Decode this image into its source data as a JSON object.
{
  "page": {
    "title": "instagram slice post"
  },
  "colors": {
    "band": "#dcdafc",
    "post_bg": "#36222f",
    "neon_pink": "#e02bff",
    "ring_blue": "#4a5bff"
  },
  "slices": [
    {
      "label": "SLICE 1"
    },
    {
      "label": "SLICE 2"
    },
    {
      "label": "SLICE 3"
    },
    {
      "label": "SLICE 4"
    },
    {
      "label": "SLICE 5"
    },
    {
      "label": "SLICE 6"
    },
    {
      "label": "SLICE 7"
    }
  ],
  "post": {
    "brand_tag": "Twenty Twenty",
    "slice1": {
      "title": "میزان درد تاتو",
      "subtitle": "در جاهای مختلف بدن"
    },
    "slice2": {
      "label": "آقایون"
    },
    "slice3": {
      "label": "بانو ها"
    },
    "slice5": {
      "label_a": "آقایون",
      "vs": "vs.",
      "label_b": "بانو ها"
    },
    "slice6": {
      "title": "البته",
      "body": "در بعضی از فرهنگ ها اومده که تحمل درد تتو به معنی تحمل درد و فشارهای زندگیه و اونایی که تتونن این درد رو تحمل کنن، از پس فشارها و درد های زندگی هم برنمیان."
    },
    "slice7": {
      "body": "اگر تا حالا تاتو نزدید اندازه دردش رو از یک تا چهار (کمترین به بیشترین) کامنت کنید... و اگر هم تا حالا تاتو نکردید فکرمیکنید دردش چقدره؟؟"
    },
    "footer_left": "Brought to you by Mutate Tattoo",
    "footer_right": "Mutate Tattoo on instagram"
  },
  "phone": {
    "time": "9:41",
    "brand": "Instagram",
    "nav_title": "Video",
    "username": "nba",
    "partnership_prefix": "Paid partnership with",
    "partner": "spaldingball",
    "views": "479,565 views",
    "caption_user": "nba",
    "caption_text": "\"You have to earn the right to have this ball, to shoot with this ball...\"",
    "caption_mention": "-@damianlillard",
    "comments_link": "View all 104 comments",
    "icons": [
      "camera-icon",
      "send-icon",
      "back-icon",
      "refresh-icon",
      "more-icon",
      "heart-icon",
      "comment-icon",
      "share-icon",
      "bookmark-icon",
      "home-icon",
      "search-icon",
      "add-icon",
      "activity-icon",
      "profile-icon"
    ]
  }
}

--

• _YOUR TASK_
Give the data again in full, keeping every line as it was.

• _OUTPUT BELOW_
Decode this image into its source data as a JSON object.
{
  "page": {
    "title": "instagram slice post"
  },
  "colors": {
    "band": "#dcdafc",
    "post_bg": "#36222f",
    "neon_pink": "#e02bff",
    "ring_blue": "#4a5bff"
  },
  "slices": [
    {
      "label": "SLICE 1"
    },
    {
      "label": "SLICE 2"
    },
    {
      "label": "SLICE 3"
    },
    {
      "label": "SLICE 4"
    },
    {
      "label": "SLICE 5"
    },
    {
      "label": "SLICE 6"
    },
    {
      "label": "SLICE 7"
    }
  ],
  "post": {
    "brand_tag": "Twenty Twenty",
    "slice1": {
      "title": "میزان درد تاتو",
      "subtitle": "در جاهای مختلف بدن"
    },
    "slice2": {
      "label": "آقایون"
    },
    "slice3": {
      "label": "بانو ها"
    },
    "slice5": {
      "label_a": "آقایون",
      "vs": "vs.",
      "label_b": "بانو ها"
    },
    "slice6": {
      "title": "البته",
      "body": "در بعضی از فرهنگ ها اومده که تحمل درد تتو به معنی تحمل درد و فشارهای زندگیه و اونایی که تتونن این درد رو تحمل کنن، از پس فشارها و درد های زندگی هم برنمیان."
    },
    "slice7": {
      "body": "اگر تا حالا تاتو نزدید اندازه دردش رو از یک تا چهار (کمترین به بیشترین) کامنت کنید... و اگر هم تا حالا تاتو نکردید فکرمیکنید دردش چقدره؟؟"
    },
    "footer_left": "Brought to you by Mutate Tattoo",
    "footer_right": "Mutate Tattoo on instagram"
  },
  "phone": {
    "time": "9:41",
    "brand": "Instagram",
    "nav_title": "Video",
    "username": "nba",
    "partnership_prefix": "Paid partnership with",
    "partner": "spaldingball",
    "views": "479,565 views",
    "caption_user": "nba",
    "caption_text": "\"You have to earn the right to have this ball, to shoot with this ball...\"",
    "caption_mention": "-@damianlillard",
    "comments_link": "View all 104 comments",
    "icons": [
      "camera-icon",
      "send-icon",
      "back-icon",
      "refresh-icon",
      "more-icon",
      "heart-icon",
      "comment-icon",
      "share-icon",
      "bookmark-icon",
      "home-icon",
      "search-icon",
      "add-icon",
      "activity-icon",
      "profile-icon"
    ]
  }
}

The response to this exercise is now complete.